***** Data

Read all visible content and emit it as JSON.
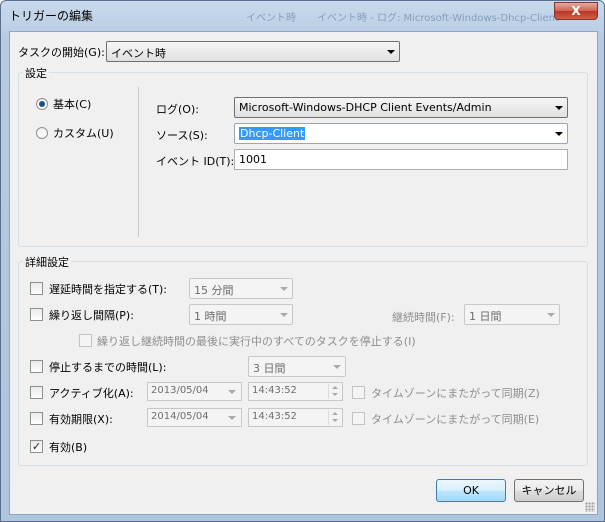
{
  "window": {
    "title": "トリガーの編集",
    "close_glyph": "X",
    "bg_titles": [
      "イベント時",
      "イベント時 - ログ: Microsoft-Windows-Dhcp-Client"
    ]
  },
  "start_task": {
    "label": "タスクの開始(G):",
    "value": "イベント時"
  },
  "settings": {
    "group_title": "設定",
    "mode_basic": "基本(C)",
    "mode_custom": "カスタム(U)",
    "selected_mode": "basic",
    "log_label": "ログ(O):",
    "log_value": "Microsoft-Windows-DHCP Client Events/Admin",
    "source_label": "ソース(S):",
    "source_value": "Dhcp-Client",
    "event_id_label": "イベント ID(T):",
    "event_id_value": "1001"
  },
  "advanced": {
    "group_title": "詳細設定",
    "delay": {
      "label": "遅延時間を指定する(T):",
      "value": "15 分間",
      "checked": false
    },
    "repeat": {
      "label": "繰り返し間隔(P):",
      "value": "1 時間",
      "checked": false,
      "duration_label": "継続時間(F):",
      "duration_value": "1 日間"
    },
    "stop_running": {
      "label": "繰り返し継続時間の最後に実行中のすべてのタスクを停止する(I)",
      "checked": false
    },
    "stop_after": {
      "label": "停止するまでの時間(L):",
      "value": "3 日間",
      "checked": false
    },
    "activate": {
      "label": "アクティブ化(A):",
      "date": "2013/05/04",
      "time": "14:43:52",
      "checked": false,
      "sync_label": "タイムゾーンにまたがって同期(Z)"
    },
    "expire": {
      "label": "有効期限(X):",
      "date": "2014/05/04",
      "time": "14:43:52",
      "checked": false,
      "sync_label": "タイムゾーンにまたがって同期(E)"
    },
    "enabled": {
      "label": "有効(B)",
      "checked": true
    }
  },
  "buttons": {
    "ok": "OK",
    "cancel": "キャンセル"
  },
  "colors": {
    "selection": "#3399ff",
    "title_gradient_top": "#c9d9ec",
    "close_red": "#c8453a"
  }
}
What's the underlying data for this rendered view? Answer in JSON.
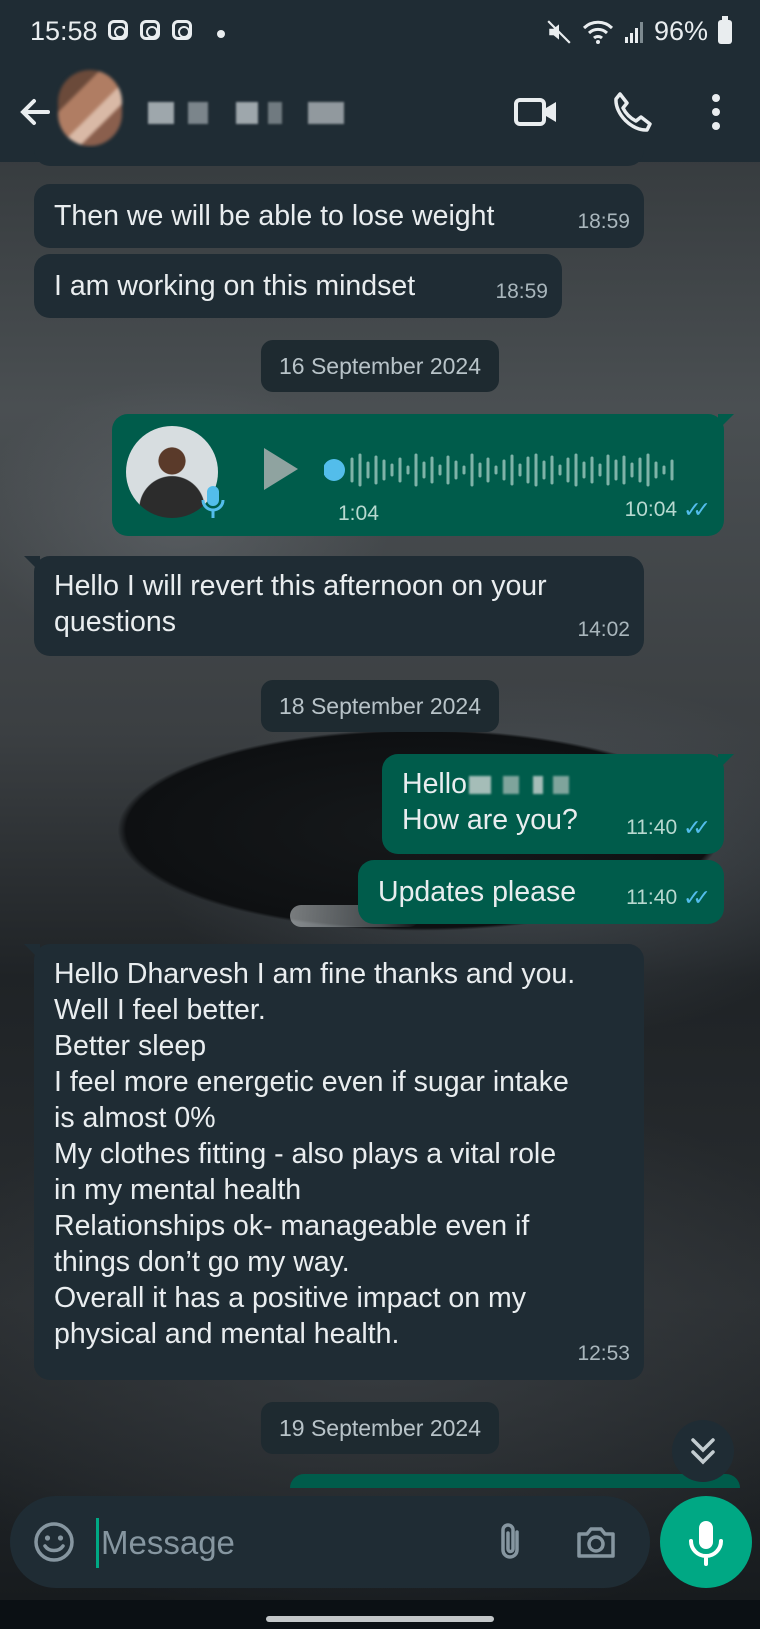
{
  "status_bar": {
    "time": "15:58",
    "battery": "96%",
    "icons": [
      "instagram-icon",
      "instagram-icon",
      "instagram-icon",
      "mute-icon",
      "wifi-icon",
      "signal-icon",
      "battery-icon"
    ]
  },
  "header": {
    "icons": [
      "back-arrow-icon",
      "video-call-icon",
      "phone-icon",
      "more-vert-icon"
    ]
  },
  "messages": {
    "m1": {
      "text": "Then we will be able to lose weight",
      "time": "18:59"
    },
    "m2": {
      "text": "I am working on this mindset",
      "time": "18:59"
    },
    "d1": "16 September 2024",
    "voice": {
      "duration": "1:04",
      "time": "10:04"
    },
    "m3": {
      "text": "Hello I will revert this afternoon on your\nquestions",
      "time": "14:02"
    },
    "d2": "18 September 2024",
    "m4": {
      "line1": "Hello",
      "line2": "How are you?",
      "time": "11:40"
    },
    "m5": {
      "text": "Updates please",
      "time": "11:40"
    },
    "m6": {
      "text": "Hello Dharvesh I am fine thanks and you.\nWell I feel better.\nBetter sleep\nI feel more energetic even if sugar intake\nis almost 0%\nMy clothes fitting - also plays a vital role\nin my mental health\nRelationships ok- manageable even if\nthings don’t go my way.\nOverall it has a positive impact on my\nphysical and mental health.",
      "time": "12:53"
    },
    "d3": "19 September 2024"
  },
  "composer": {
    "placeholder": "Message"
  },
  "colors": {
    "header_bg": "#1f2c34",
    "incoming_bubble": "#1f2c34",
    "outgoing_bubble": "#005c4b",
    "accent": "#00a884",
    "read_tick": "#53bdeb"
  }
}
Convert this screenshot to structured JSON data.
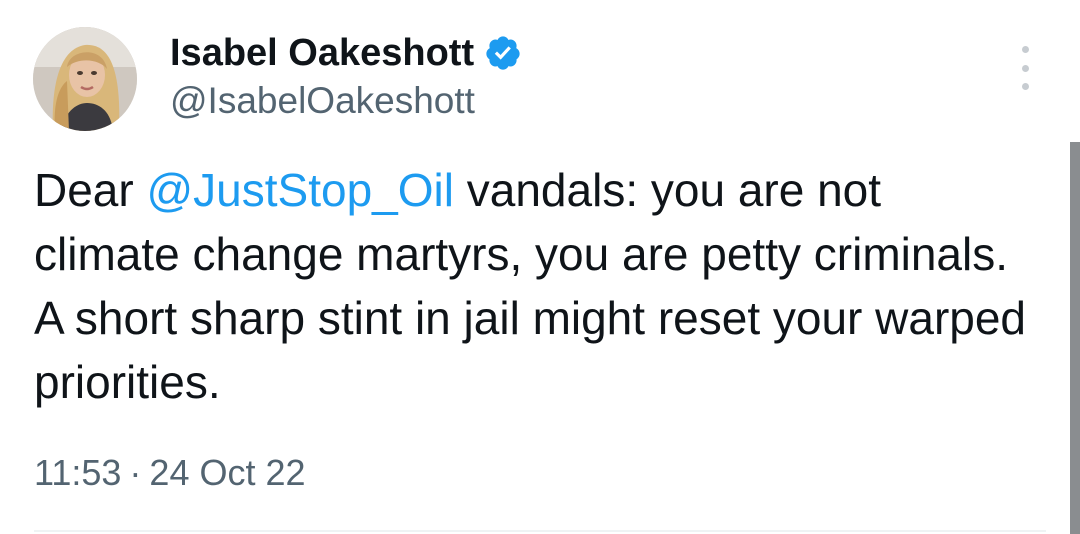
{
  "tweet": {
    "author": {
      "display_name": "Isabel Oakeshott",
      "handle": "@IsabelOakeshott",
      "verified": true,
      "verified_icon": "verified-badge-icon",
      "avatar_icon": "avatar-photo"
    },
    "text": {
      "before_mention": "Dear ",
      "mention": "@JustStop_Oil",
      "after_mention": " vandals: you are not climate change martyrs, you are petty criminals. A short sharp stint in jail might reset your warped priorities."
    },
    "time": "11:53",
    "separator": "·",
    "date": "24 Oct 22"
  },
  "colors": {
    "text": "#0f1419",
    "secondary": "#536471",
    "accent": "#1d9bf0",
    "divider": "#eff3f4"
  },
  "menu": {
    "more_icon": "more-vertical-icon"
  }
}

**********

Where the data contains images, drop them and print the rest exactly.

Read all visible content and emit it as JSON.
{
  "window": {
    "title": "トリガーの編集",
    "close_glyph": "X",
    "bg_titles": [
      "イベント時",
      "イベント時 - ログ: Microsoft-Windows-Dhcp-Client"
    ]
  },
  "start_task": {
    "label": "タスクの開始(G):",
    "value": "イベント時"
  },
  "settings": {
    "group_title": "設定",
    "mode_basic": "基本(C)",
    "mode_custom": "カスタム(U)",
    "selected_mode": "basic",
    "log_label": "ログ(O):",
    "log_value": "Microsoft-Windows-DHCP Client Events/Admin",
    "source_label": "ソース(S):",
    "source_value": "Dhcp-Client",
    "event_id_label": "イベント ID(T):",
    "event_id_value": "1001"
  },
  "advanced": {
    "group_title": "詳細設定",
    "delay": {
      "label": "遅延時間を指定する(T):",
      "value": "15 分間",
      "checked": false
    },
    "repeat": {
      "label": "繰り返し間隔(P):",
      "value": "1 時間",
      "checked": false,
      "duration_label": "継続時間(F):",
      "duration_value": "1 日間"
    },
    "stop_running": {
      "label": "繰り返し継続時間の最後に実行中のすべてのタスクを停止する(I)",
      "checked": false
    },
    "stop_after": {
      "label": "停止するまでの時間(L):",
      "value": "3 日間",
      "checked": false
    },
    "activate": {
      "label": "アクティブ化(A):",
      "date": "2013/05/04",
      "time": "14:43:52",
      "checked": false,
      "sync_label": "タイムゾーンにまたがって同期(Z)"
    },
    "expire": {
      "label": "有効期限(X):",
      "date": "2014/05/04",
      "time": "14:43:52",
      "checked": false,
      "sync_label": "タイムゾーンにまたがって同期(E)"
    },
    "enabled": {
      "label": "有効(B)",
      "checked": true
    }
  },
  "buttons": {
    "ok": "OK",
    "cancel": "キャンセル"
  },
  "colors": {
    "selection": "#3399ff",
    "title_gradient_top": "#c9d9ec",
    "close_red": "#c8453a"
  }
}
What's the underlying data for this rendered view? Answer in JSON.
{
  "status_bar": {
    "time": "15:58",
    "battery": "96%",
    "icons": [
      "instagram-icon",
      "instagram-icon",
      "instagram-icon",
      "mute-icon",
      "wifi-icon",
      "signal-icon",
      "battery-icon"
    ]
  },
  "header": {
    "icons": [
      "back-arrow-icon",
      "video-call-icon",
      "phone-icon",
      "more-vert-icon"
    ]
  },
  "messages": {
    "m1": {
      "text": "Then we will be able to lose weight",
      "time": "18:59"
    },
    "m2": {
      "text": "I am working on this mindset",
      "time": "18:59"
    },
    "d1": "16 September 2024",
    "voice": {
      "duration": "1:04",
      "time": "10:04"
    },
    "m3": {
      "text": "Hello I will revert this afternoon on your\nquestions",
      "time": "14:02"
    },
    "d2": "18 September 2024",
    "m4": {
      "line1": "Hello",
      "line2": "How are you?",
      "time": "11:40"
    },
    "m5": {
      "text": "Updates please",
      "time": "11:40"
    },
    "m6": {
      "text": "Hello Dharvesh I am fine thanks and you.\nWell I feel better.\nBetter sleep\nI feel more energetic even if sugar intake\nis almost 0%\nMy clothes fitting - also plays a vital role\nin my mental health\nRelationships ok- manageable even if\nthings don’t go my way.\nOverall it has a positive impact on my\nphysical and mental health.",
      "time": "12:53"
    },
    "d3": "19 September 2024"
  },
  "composer": {
    "placeholder": "Message"
  },
  "colors": {
    "header_bg": "#1f2c34",
    "incoming_bubble": "#1f2c34",
    "outgoing_bubble": "#005c4b",
    "accent": "#00a884",
    "read_tick": "#53bdeb"
  }
}
Convert this screenshot to structured JSON data.
{
  "tweet": {
    "author": {
      "display_name": "Isabel Oakeshott",
      "handle": "@IsabelOakeshott",
      "verified": true,
      "verified_icon": "verified-badge-icon",
      "avatar_icon": "avatar-photo"
    },
    "text": {
      "before_mention": "Dear ",
      "mention": "@JustStop_Oil",
      "after_mention": " vandals: you are not climate change martyrs, you are petty criminals. A short sharp stint in jail might reset your warped priorities."
    },
    "time": "11:53",
    "separator": "·",
    "date": "24 Oct 22"
  },
  "colors": {
    "text": "#0f1419",
    "secondary": "#536471",
    "accent": "#1d9bf0",
    "divider": "#eff3f4"
  },
  "menu": {
    "more_icon": "more-vertical-icon"
  }
}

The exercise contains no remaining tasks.